I've got something to share. Something I've been building for the last few weeks has gone live today: Daily Cpp Interview.
It's extremely simple. You subscribe and you'll receive a question or an exercise every day strongly related to C++. These questions will help you keep your skills sharp, keep your knowledge up to date, and not fading away.
You'll either get a more theoretical question about C++ such as what vtables are for, or you will get a piece of code that you will have to reason about, what it does exactly and why, or there is a third option: you have to write a short piece of code.
That's an important question to ask! The questions themselves help you inspiring your learning process, help you grow, or actually keep your knowledge from vanishing - repetition is the mother of all learning. With Daily Cpp Interview, you prepare for your C++ interviews.
So do you get the answers?
You'll find a link in each daily mail to a page where you can subscribe to the Pro edition. If you are a Pro subscriber, with each question you'll receive the solution as well. After your subscription is confirmed, you'll receive the previous answers as well.
I think the price is fairly reasonable, a little bit less than 10 Euros a month, and if you subscribe for the whole year, you get two months for free.
I'm sure that are many of you interested in this part.
While I won't go into the very details of the code and some parts are still evolving, I'd love to share the major parts.
The site itself is not very interesting, a simple static Github page built with Jekyll.
What is more interesting is what is behind.
For the time being, I try to use as many free or cheap services as possible.
With Sendinblue's free tier I can store as many addresses as I can and AWS SES's free tier should be enough for my needs. If not, even better.
On AWS side, I also use Dynamo DB to keep track of my users and I also store the questions and answers there. Again, the free tier should suffice.
Possibly my free Zapier resources will run out, but it will be a good sign and I'll be happy to pay.
As you can see, it's fairly simple. For the "backend part" I mostly use free or cheap services and python code, the ultimate glue language.
I built DailyCppInterview in about a month during my mornings and evenings with great enthusiasm.
There are still things to better on the page, in the integrations, but I think that the most important thing is to go out and deliver. Deliver iteratively, otherwise, I'd just stuck in a "still not good enough" state and would never publish.

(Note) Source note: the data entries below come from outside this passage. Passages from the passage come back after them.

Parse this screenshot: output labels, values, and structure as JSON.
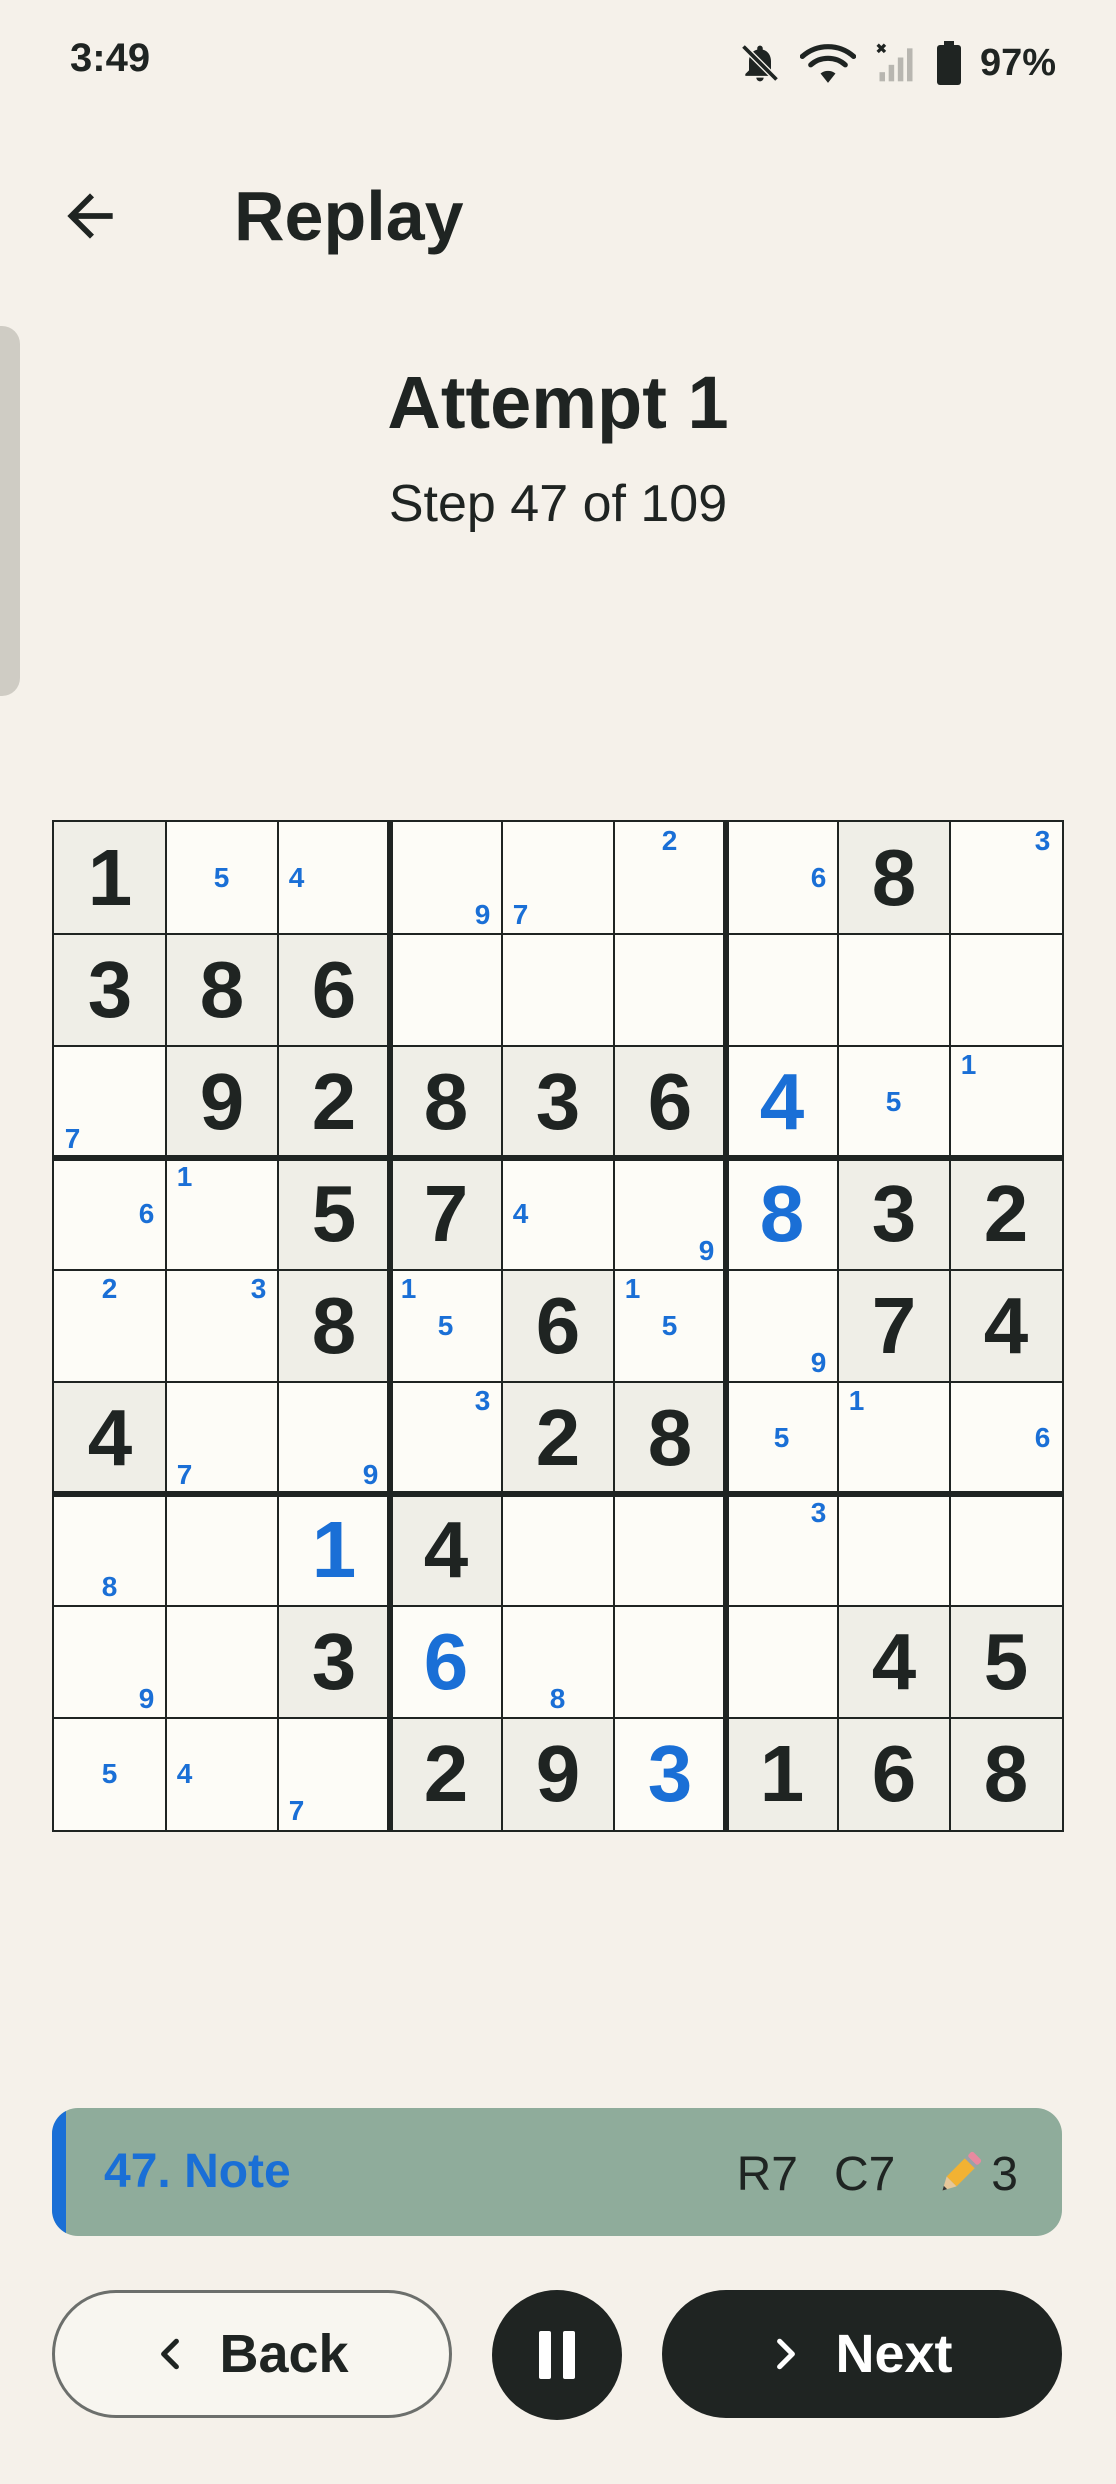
{
  "status_bar": {
    "time": "3:49",
    "battery": "97%",
    "icons": [
      "bell-off-icon",
      "wifi-icon",
      "signal-off-icon",
      "battery-icon"
    ]
  },
  "header": {
    "title": "Replay",
    "back_icon": "arrow-left-icon"
  },
  "replay": {
    "attempt": "Attempt 1",
    "step": "Step 47 of 109",
    "current_step": 47,
    "total_steps": 109
  },
  "board": {
    "given": [
      "1000000080",
      "386000000",
      "092836000",
      "005700032",
      "008060074",
      "400028000",
      "000400000",
      "003000045",
      "000290168"
    ],
    "user": [
      "000000000",
      "000000000",
      "000000400",
      "000000800",
      "000000000",
      "000000000",
      "001000000",
      "000600000",
      "000003000"
    ],
    "notes": [
      [
        [],
        [
          5
        ],
        [
          4
        ],
        [
          9
        ],
        [
          7
        ],
        [
          2
        ],
        [
          6
        ],
        [],
        [
          3
        ]
      ],
      [
        [],
        [],
        [],
        [],
        [],
        [],
        [],
        [],
        []
      ],
      [
        [
          7
        ],
        [],
        [],
        [],
        [],
        [],
        [],
        [
          5
        ],
        [
          1
        ]
      ],
      [
        [
          6
        ],
        [
          1
        ],
        [],
        [],
        [
          4
        ],
        [
          9
        ],
        [],
        [],
        []
      ],
      [
        [
          2
        ],
        [
          3
        ],
        [],
        [
          1,
          5
        ],
        [],
        [
          1,
          5
        ],
        [
          9
        ],
        [],
        []
      ],
      [
        [],
        [
          7
        ],
        [
          9
        ],
        [
          3
        ],
        [],
        [],
        [
          5
        ],
        [
          1
        ],
        [
          6
        ]
      ],
      [
        [
          8
        ],
        [],
        [],
        [],
        [],
        [],
        [
          3
        ],
        [],
        []
      ],
      [
        [
          9
        ],
        [],
        [],
        [],
        [
          8
        ],
        [],
        [],
        [],
        []
      ],
      [
        [
          5
        ],
        [
          4
        ],
        [
          7
        ],
        [],
        [],
        [],
        [],
        [],
        []
      ]
    ],
    "colors": {
      "given": "#1f2422",
      "user": "#1a6fd6",
      "note": "#1a6fd6",
      "given_bg": "#efeee7",
      "cell_bg": "#fdfcf7"
    }
  },
  "log": {
    "label": "47. Note",
    "row": "R7",
    "col": "C7",
    "note_icon": "pencil-icon",
    "note_value": "3",
    "bg_color": "#8fac9b",
    "accent_color": "#1a6fd6"
  },
  "controls": {
    "back_label": "Back",
    "next_label": "Next",
    "pause_icon": "pause-icon"
  }
}
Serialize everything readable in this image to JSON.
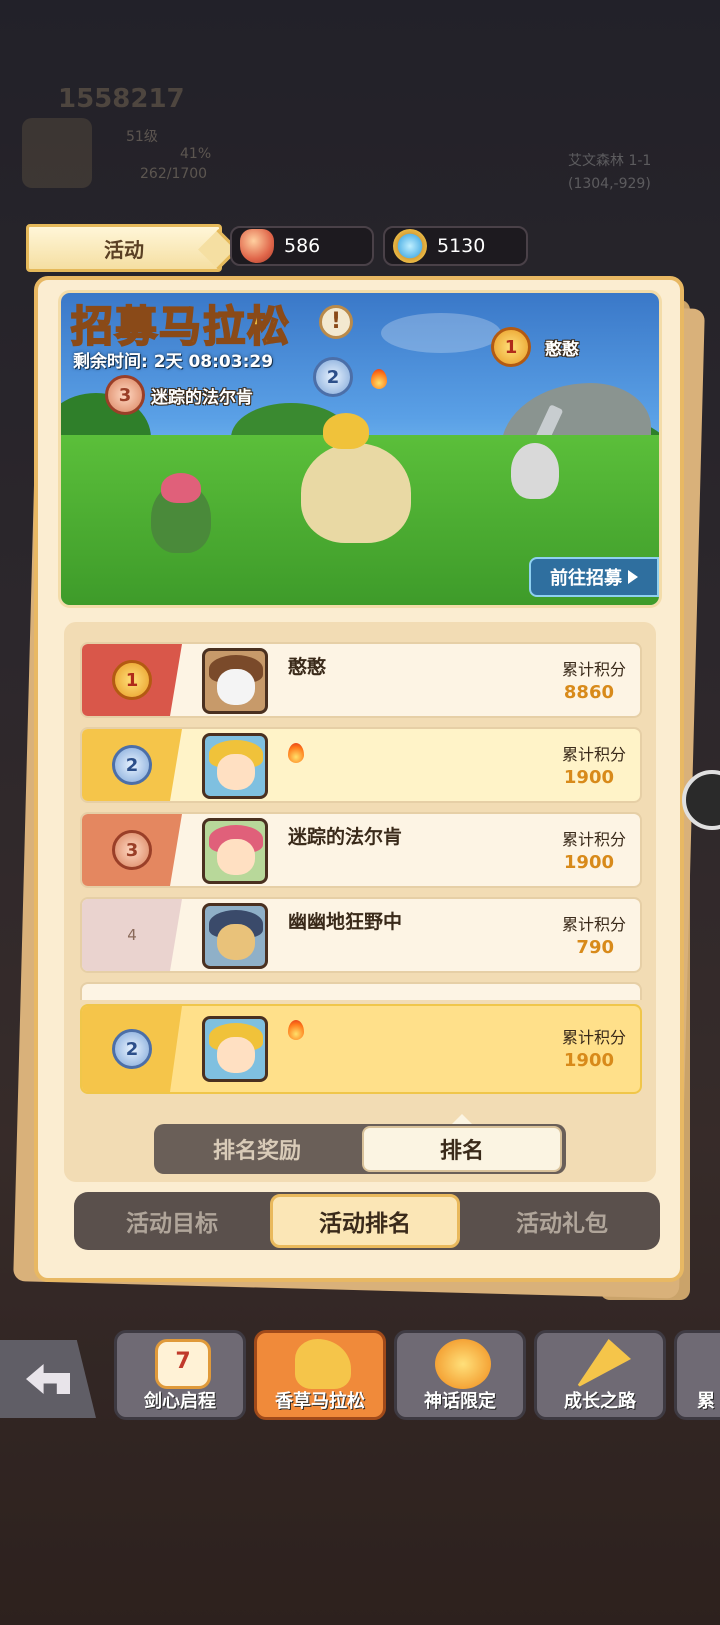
{
  "background": {
    "score": "1558217",
    "level": "51级",
    "exp_percent": "41%",
    "exp": "262/1700",
    "location": "艾文森林 1-1",
    "coords": "(1304,-929)"
  },
  "header": {
    "tab_label": "活动",
    "currencies": [
      {
        "icon": "ruby-gem-icon",
        "value": "586"
      },
      {
        "icon": "star-coin-icon",
        "value": "5130"
      }
    ]
  },
  "banner": {
    "title": "招募马拉松",
    "remaining": "剩余时间: 2天 08:03:29",
    "first_name": "憨憨",
    "third_name": "迷踪的法尔肯",
    "badges": [
      "1",
      "2",
      "3"
    ],
    "recruit_button": "前往招募"
  },
  "ranking": {
    "rows": [
      {
        "rank": "1",
        "name": "憨憨",
        "points_label": "累计积分",
        "points": "8860"
      },
      {
        "rank": "2",
        "name": "",
        "points_label": "累计积分",
        "points": "1900"
      },
      {
        "rank": "3",
        "name": "迷踪的法尔肯",
        "points_label": "累计积分",
        "points": "1900"
      },
      {
        "rank": "4",
        "name": "幽幽地狂野中",
        "points_label": "累计积分",
        "points": "790"
      }
    ],
    "my_row": {
      "rank": "2",
      "name": "",
      "points_label": "累计积分",
      "points": "1900"
    }
  },
  "sub_tabs": [
    "排名奖励",
    "排名"
  ],
  "main_tabs": [
    "活动目标",
    "活动排名",
    "活动礼包"
  ],
  "bottom_tabs": [
    {
      "label": "剑心启程",
      "icon": "calendar-check-icon",
      "calendar_day": "7"
    },
    {
      "label": "香草马拉松",
      "icon": "horse-icon"
    },
    {
      "label": "神话限定",
      "icon": "mythic-orb-icon"
    },
    {
      "label": "成长之路",
      "icon": "party-popper-icon"
    },
    {
      "label": "累",
      "icon": "partial-icon"
    }
  ],
  "colors": {
    "panel": "#fbedd1",
    "gold_accent": "#e8b863",
    "points": "#d88a1a",
    "active_tab": "#f08a3a"
  }
}
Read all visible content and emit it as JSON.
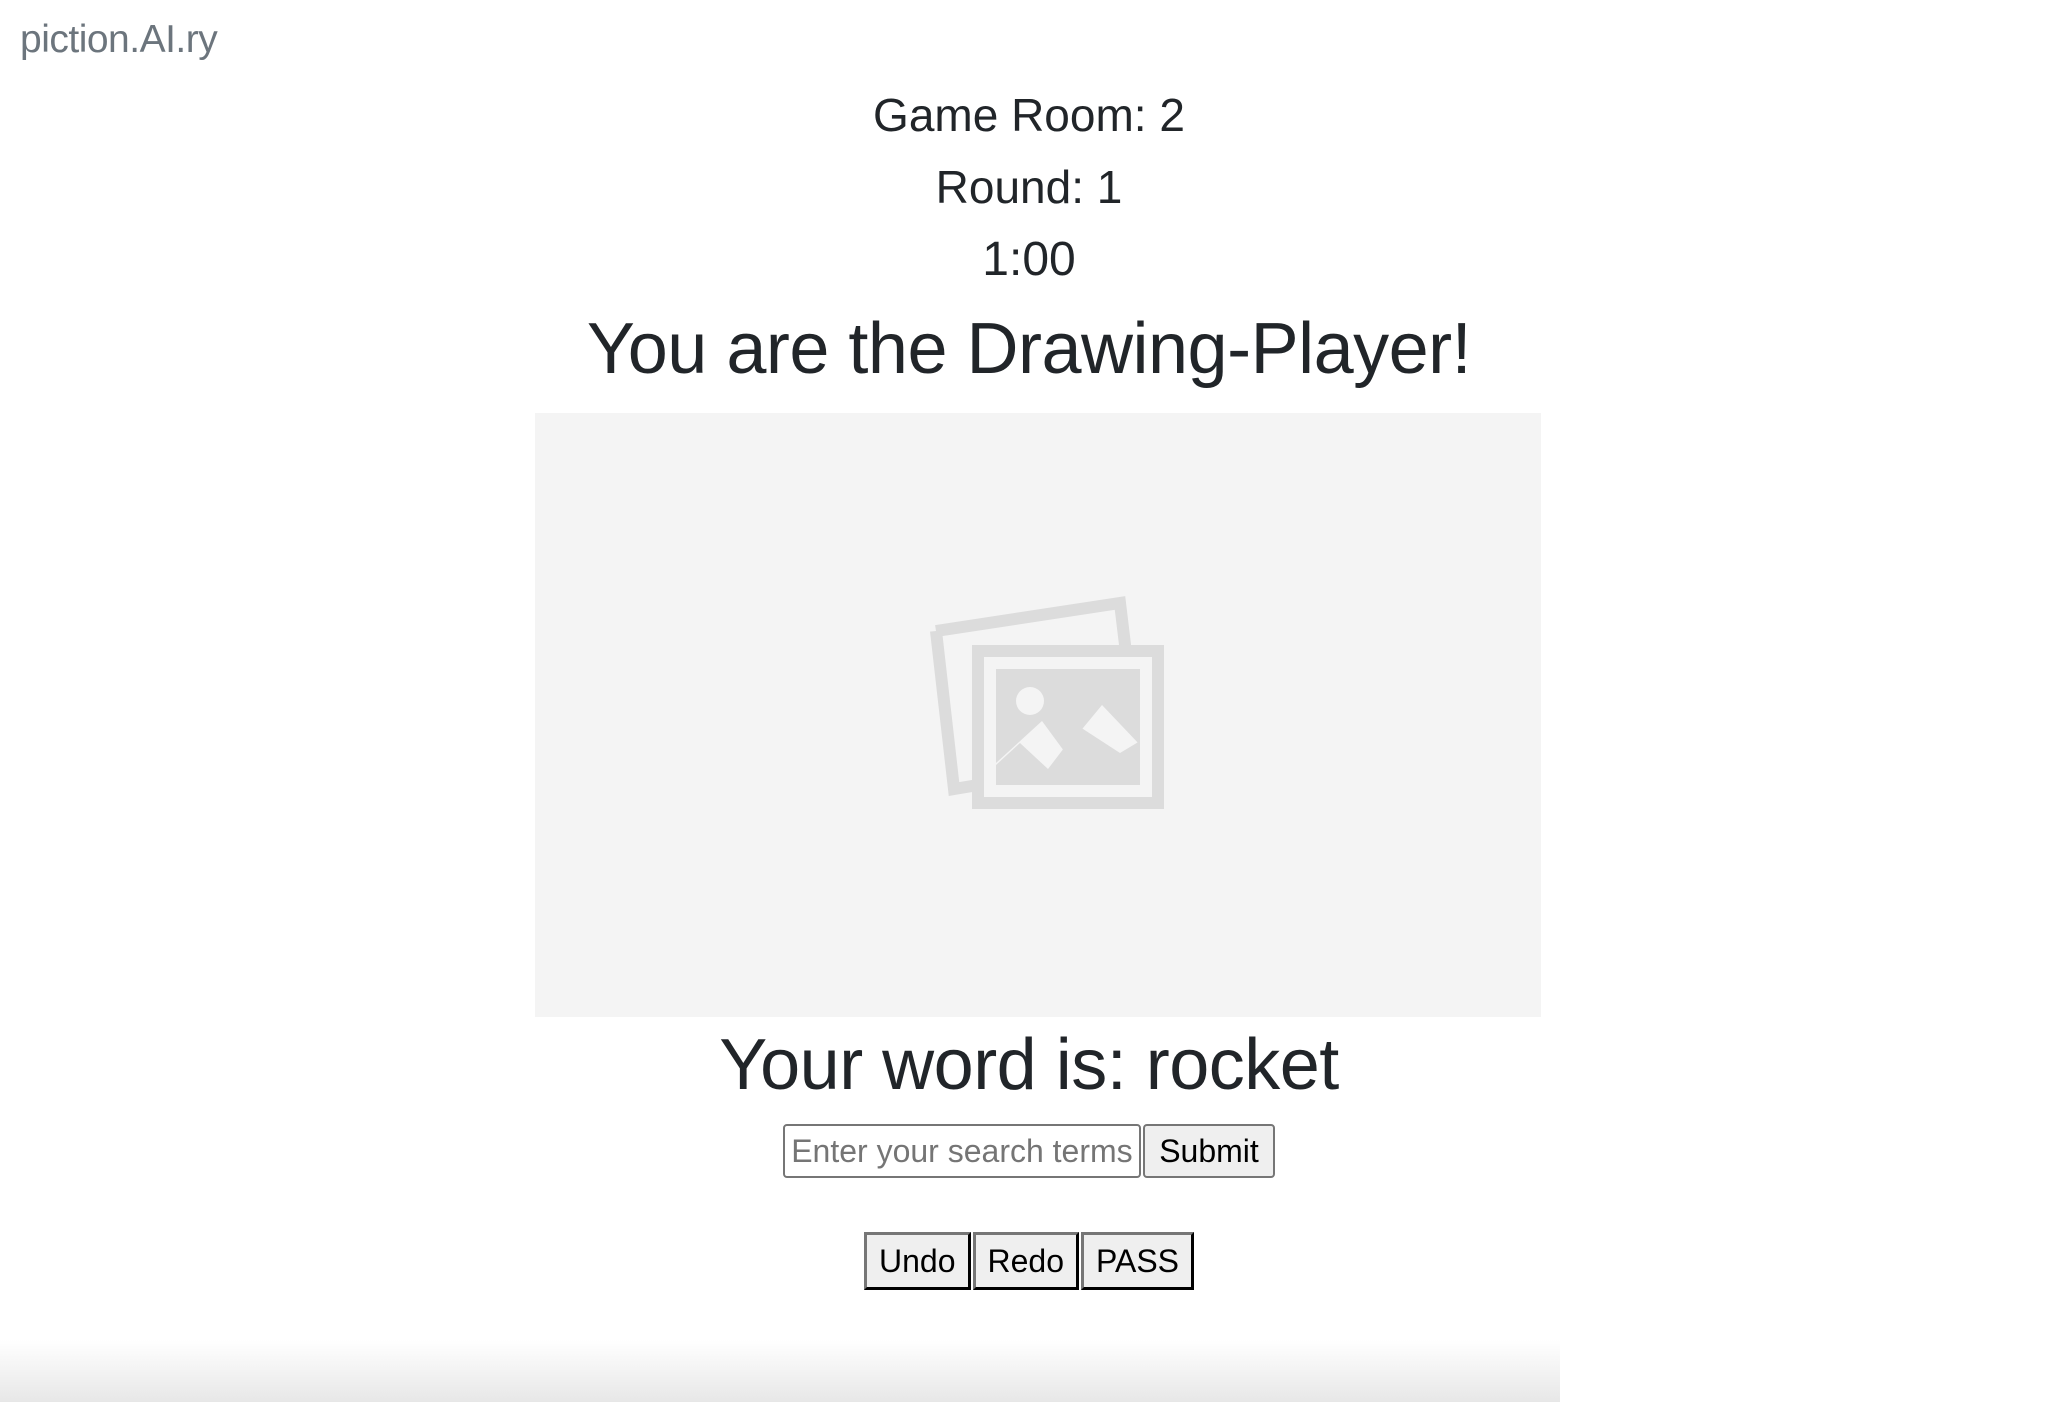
{
  "brand": "piction.AI.ry",
  "game": {
    "room_label": "Game Room: 2",
    "round_label": "Round: 1",
    "timer": "1:00",
    "role_heading": "You are the Drawing-Player!"
  },
  "canvas": {
    "placeholder_icon": "image-placeholder-icon"
  },
  "word": {
    "label": "Your word is: rocket"
  },
  "search": {
    "placeholder": "Enter your search terms",
    "value": "",
    "submit_label": "Submit"
  },
  "tools": {
    "undo_label": "Undo",
    "redo_label": "Redo",
    "pass_label": "PASS"
  }
}
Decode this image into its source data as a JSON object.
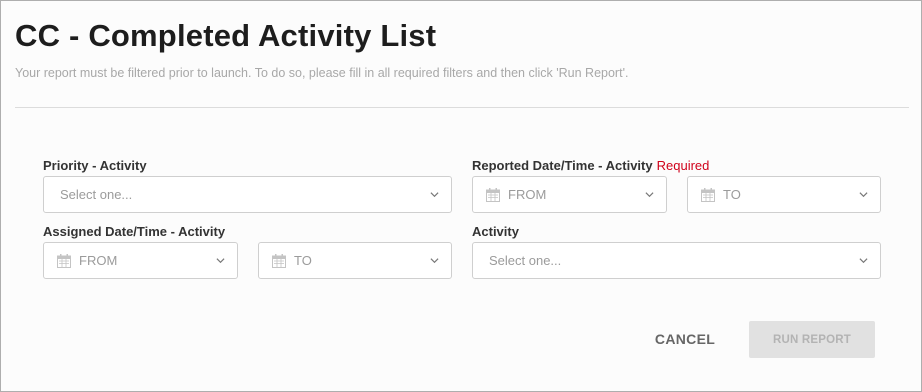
{
  "header": {
    "title": "CC - Completed Activity List",
    "subtitle": "Your report must be filtered prior to launch. To do so, please fill in all required filters and then click 'Run Report'."
  },
  "filters": {
    "priority": {
      "label": "Priority - Activity",
      "placeholder": "Select one..."
    },
    "reported": {
      "label": "Reported Date/Time - Activity",
      "required_label": "Required",
      "from_placeholder": "FROM",
      "to_placeholder": "TO"
    },
    "assigned": {
      "label": "Assigned Date/Time - Activity",
      "from_placeholder": "FROM",
      "to_placeholder": "TO"
    },
    "activity": {
      "label": "Activity",
      "placeholder": "Select one..."
    }
  },
  "actions": {
    "cancel_label": "CANCEL",
    "run_label": "RUN REPORT"
  },
  "colors": {
    "required": "#d0021b",
    "run_button_bg": "#e1e1e1",
    "placeholder": "#9b9b9b"
  },
  "icons": {
    "date_icon": "calendar-icon",
    "dropdown_icon": "chevron-down-icon"
  }
}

I'm sure that some people will find it helpful and some will maybe even subscribe which will be great. If not, I already learned a lot about AWS, different tools, and integrations that was already worth it.
If you are a C++ developer, please go ahead and subscribe for the free daily newsletter.